“HB 43 makes it clear that officials cannot discriminate against religious operations, including during a public crisis. We commend Gov. Beshear and the Kentucky Legislature for taking this significant step to defend religious liberty for all Kentuckians.”
During the COVID-19 pandemic, many and local state governments were accused of treating churches worse than comparable secular entities in their various lockdown policies aimed at mitigating the spread of the coronavirus.
In November 2020, the U.S. Supreme Court ruled 5-4 in Roman Catholic Diocese of Brooklyn v. Cuomo that certain New York restrictions had unfairly singled out religious groups.
“Members of this Court are not public health experts, and we should respect the judgment of those with special expertise and responsibility in this area.
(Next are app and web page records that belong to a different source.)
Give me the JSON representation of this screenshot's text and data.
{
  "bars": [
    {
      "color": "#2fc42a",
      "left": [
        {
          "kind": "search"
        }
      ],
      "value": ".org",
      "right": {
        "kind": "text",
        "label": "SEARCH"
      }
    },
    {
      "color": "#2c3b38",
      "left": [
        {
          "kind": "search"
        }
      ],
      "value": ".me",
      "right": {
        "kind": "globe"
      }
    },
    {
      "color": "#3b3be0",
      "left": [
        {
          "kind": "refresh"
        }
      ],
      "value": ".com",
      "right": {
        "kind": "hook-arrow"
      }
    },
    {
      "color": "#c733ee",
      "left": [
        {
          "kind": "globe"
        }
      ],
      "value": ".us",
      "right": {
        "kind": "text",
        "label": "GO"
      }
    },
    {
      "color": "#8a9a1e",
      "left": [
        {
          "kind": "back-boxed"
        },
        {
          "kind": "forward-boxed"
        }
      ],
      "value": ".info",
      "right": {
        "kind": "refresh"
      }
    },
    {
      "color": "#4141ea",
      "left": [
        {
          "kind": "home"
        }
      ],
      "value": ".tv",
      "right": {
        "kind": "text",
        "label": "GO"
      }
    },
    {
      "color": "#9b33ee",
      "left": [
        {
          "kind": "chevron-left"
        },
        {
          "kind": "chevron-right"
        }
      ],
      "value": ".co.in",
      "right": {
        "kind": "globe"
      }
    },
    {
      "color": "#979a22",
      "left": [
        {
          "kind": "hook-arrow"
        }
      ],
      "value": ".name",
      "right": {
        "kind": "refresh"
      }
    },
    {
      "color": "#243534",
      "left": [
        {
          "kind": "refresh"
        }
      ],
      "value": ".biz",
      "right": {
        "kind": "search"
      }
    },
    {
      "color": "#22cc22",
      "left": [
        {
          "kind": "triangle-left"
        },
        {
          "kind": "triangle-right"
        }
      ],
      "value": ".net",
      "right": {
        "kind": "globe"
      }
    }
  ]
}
But even in a pandemic, the Constitution cannot be put away and forgotten,” stated the majority.
“The restrictions at issue here, by effectively barring many from attending religious services, strike at the very heart of the First Amendment’s guarantee of religious liberty.”
In other states, governments have had to pay out settlements in response to lawsuits filed on behalf of churches and other religious organizations who felt their First Amendment rights were violated because their congregations couldn’t gather due to restrictions against large gatherings.
Last May, California paid $1.35 million to settle a lawsuit filed by Harvest Rock Church against COVID-19 policies.
Kentucky is not the first state to pass a law aimed at limiting the ability of state agencies to enact emergency orders that place stricter restrictions on religious bodies than comparable secular entities.
In March 2021, North Dakota passed a law stating state officials can’t treat “religious conduct more restrictively than any secular conduct of reasonably comparable risk, unless the government demonstrates through clear and convincing scientific evidence that a particular religious activity poses an extraordinary health risk.”